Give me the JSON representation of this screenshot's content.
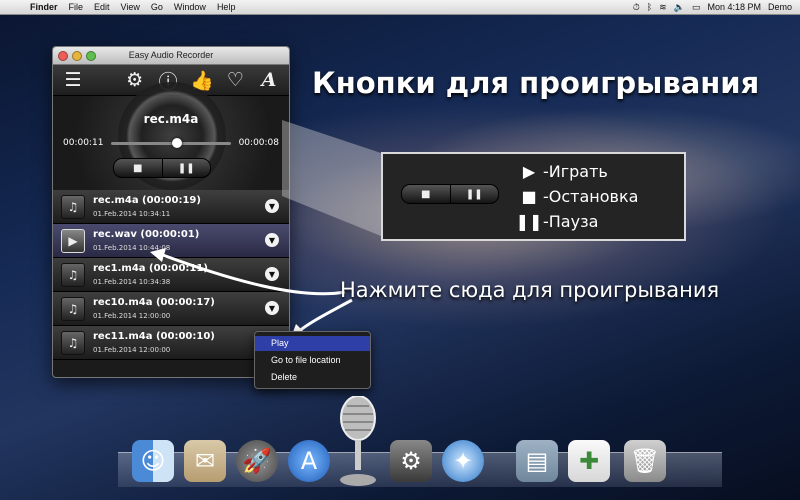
{
  "menubar": {
    "apple": "",
    "items": [
      "Finder",
      "File",
      "Edit",
      "View",
      "Go",
      "Window",
      "Help"
    ],
    "clock": "Mon 4:18 PM",
    "user": "Demo"
  },
  "window": {
    "title": "Easy Audio Recorder",
    "toolbar_icons": [
      "list-icon",
      "gear-icon",
      "info-icon",
      "thumbs-up-icon",
      "heart-icon",
      "font-icon"
    ],
    "player": {
      "file": "rec.m4a",
      "elapsed": "00:00:11",
      "total": "00:00:08",
      "progress": 0.5,
      "stop": "■",
      "pause": "❚❚"
    },
    "recordings": [
      {
        "name": "rec.m4a (00:00:19)",
        "date": "01.Feb.2014 10:34:11",
        "icon": "♫",
        "selected": false
      },
      {
        "name": "rec.wav (00:00:01)",
        "date": "01.Feb.2014 10:44:08",
        "icon": "▶",
        "selected": true
      },
      {
        "name": "rec1.m4a (00:00:11)",
        "date": "01.Feb.2014 10:34:38",
        "icon": "♫",
        "selected": false
      },
      {
        "name": "rec10.m4a (00:00:17)",
        "date": "01.Feb.2014 12:00:00",
        "icon": "♫",
        "selected": false
      },
      {
        "name": "rec11.m4a (00:00:10)",
        "date": "01.Feb.2014 12:00:00",
        "icon": "♫",
        "selected": false
      }
    ]
  },
  "context_menu": {
    "items": [
      "Play",
      "Go to file location",
      "Delete"
    ],
    "highlighted": "Play"
  },
  "overlay": {
    "heading": "Кнопки  для проигрывания",
    "legend": [
      {
        "glyph": "▶",
        "label": "-Играть"
      },
      {
        "glyph": "■",
        "label": "-Остановка"
      },
      {
        "glyph": "❚❚",
        "label": "-Пауза"
      }
    ],
    "hint": "Нажмите сюда для проигрывания"
  },
  "dock": {
    "icons": [
      "finder-icon",
      "mail-icon",
      "launchpad-icon",
      "app-store-icon",
      "microphone-icon",
      "system-preferences-icon",
      "safari-icon",
      "documents-folder-icon",
      "file-icon",
      "trash-icon"
    ]
  }
}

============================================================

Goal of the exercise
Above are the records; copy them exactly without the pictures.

Answer area
Give me the JSON representation of this screenshot's content.
{
  "menubar": {
    "apple": "",
    "items": [
      "Finder",
      "File",
      "Edit",
      "View",
      "Go",
      "Window",
      "Help"
    ],
    "clock": "Mon 4:18 PM",
    "user": "Demo"
  },
  "window": {
    "title": "Easy Audio Recorder",
    "toolbar_icons": [
      "list-icon",
      "gear-icon",
      "info-icon",
      "thumbs-up-icon",
      "heart-icon",
      "font-icon"
    ],
    "player": {
      "file": "rec.m4a",
      "elapsed": "00:00:11",
      "total": "00:00:08",
      "progress": 0.5,
      "stop": "■",
      "pause": "❚❚"
    },
    "recordings": [
      {
        "name": "rec.m4a (00:00:19)",
        "date": "01.Feb.2014 10:34:11",
        "icon": "♫",
        "selected": false
      },
      {
        "name": "rec.wav (00:00:01)",
        "date": "01.Feb.2014 10:44:08",
        "icon": "▶",
        "selected": true
      },
      {
        "name": "rec1.m4a (00:00:11)",
        "date": "01.Feb.2014 10:34:38",
        "icon": "♫",
        "selected": false
      },
      {
        "name": "rec10.m4a (00:00:17)",
        "date": "01.Feb.2014 12:00:00",
        "icon": "♫",
        "selected": false
      },
      {
        "name": "rec11.m4a (00:00:10)",
        "date": "01.Feb.2014 12:00:00",
        "icon": "♫",
        "selected": false
      }
    ]
  },
  "context_menu": {
    "items": [
      "Play",
      "Go to file location",
      "Delete"
    ],
    "highlighted": "Play"
  },
  "overlay": {
    "heading": "Кнопки  для проигрывания",
    "legend": [
      {
        "glyph": "▶",
        "label": "-Играть"
      },
      {
        "glyph": "■",
        "label": "-Остановка"
      },
      {
        "glyph": "❚❚",
        "label": "-Пауза"
      }
    ],
    "hint": "Нажмите сюда для проигрывания"
  },
  "dock": {
    "icons": [
      "finder-icon",
      "mail-icon",
      "launchpad-icon",
      "app-store-icon",
      "microphone-icon",
      "system-preferences-icon",
      "safari-icon",
      "documents-folder-icon",
      "file-icon",
      "trash-icon"
    ]
  }
}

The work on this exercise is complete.